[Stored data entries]
==================================================
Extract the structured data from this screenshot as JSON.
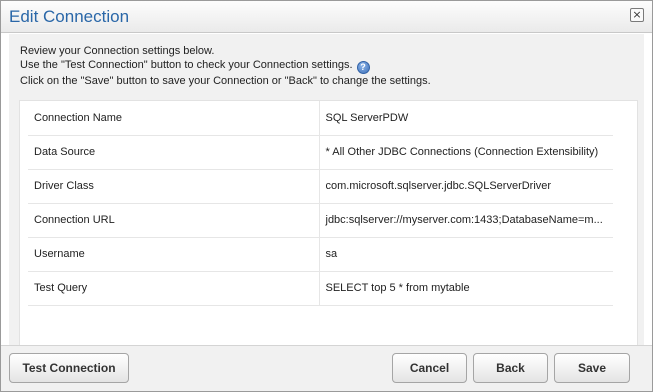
{
  "dialog": {
    "title": "Edit Connection",
    "close_glyph": "×"
  },
  "intro": {
    "line1": "Review your Connection settings below.",
    "line2": "Use the \"Test Connection\" button to check your Connection settings.",
    "help_glyph": "?",
    "line3": "Click on the \"Save\" button to save your Connection or \"Back\" to change the settings."
  },
  "settings": [
    {
      "label": "Connection Name",
      "value": "SQL ServerPDW"
    },
    {
      "label": "Data Source",
      "value": "* All Other JDBC Connections (Connection Extensibility)"
    },
    {
      "label": "Driver Class",
      "value": "com.microsoft.sqlserver.jdbc.SQLServerDriver"
    },
    {
      "label": "Connection URL",
      "value": "jdbc:sqlserver://myserver.com:1433;DatabaseName=m..."
    },
    {
      "label": "Username",
      "value": "sa"
    },
    {
      "label": "Test Query",
      "value": "SELECT top 5 * from mytable"
    }
  ],
  "buttons": {
    "test_connection": "Test Connection",
    "cancel": "Cancel",
    "back": "Back",
    "save": "Save"
  },
  "colors": {
    "title": "#2a67a8",
    "help_icon": "#3d6fb8"
  },
  "icons": {
    "close": "close-icon",
    "help": "help-icon"
  }
}
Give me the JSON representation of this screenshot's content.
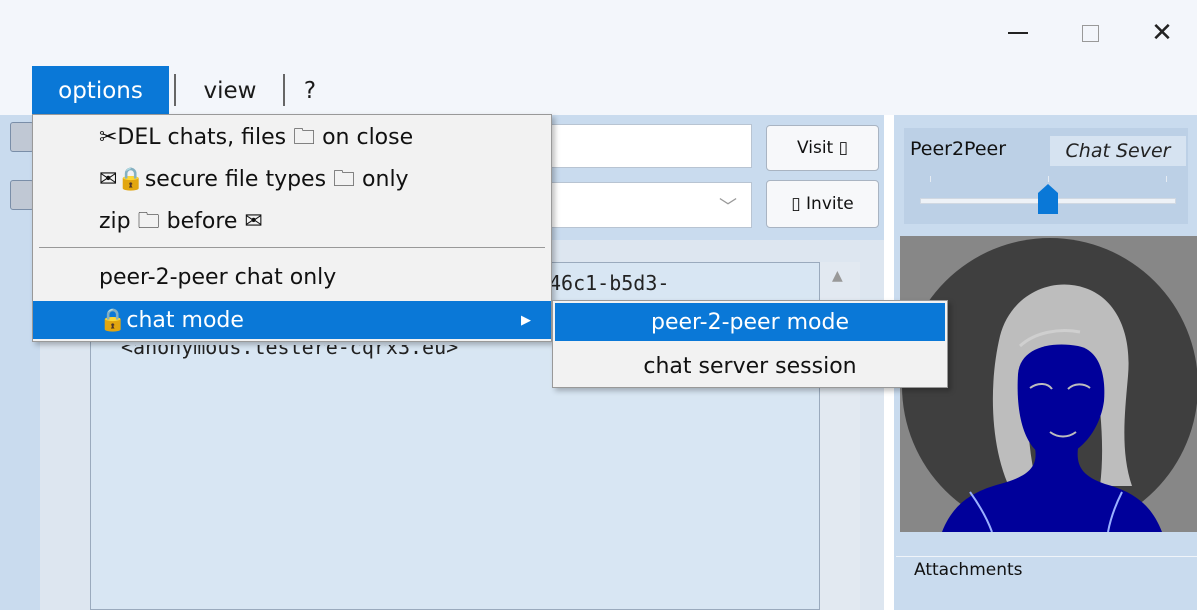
{
  "window": {
    "minimize": "minimize",
    "maximize": "maximize",
    "close_glyph": "✕"
  },
  "menubar": {
    "items": [
      {
        "label": "options",
        "active": true
      },
      {
        "label": "view",
        "active": false
      },
      {
        "label": "?",
        "active": false
      }
    ]
  },
  "toolbar": {
    "visit_label": "Visit ▯",
    "invite_label": "▯ Invite"
  },
  "chat": {
    "lines": [
      "46c1-b5d3-",
      "<anonymous.testere-cqrx3.eu>"
    ]
  },
  "mode": {
    "left_label": "Peer2Peer",
    "right_label": "Chat Sever",
    "slider_position": "middle"
  },
  "attachments": {
    "label": "Attachments"
  },
  "options_menu": {
    "items": [
      {
        "label": "✂DEL chats, files 🗀 on close"
      },
      {
        "label": "✉🔒secure file types 🗀 only"
      },
      {
        "label": "zip 🗀 before ✉"
      },
      {
        "label": "peer-2-peer chat only"
      },
      {
        "label": "🔒chat mode",
        "has_submenu": true,
        "highlighted": true
      }
    ]
  },
  "chat_mode_submenu": {
    "items": [
      {
        "label": "peer-2-peer mode",
        "highlighted": true
      },
      {
        "label": "chat server session",
        "highlighted": false
      }
    ]
  },
  "colors": {
    "accent": "#0a78d7",
    "panel": "#c9dbee",
    "avatar_fill": "#00009a"
  }
}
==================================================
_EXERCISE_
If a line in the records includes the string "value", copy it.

_SOLUTION TO THIS PROBLEM_
      "value": "SQL ServerPDW"
      "value": "* All Other JDBC Connections (Connection Extensibility)"
      "value": "com.microsoft.sqlserver.jdbc.SQLServerDriver"
      "value": "jdbc:sqlserver://myserver.com:1433;DatabaseName=m..."
      "value": "sa"
      "value": "SELECT top 5 * from mytable"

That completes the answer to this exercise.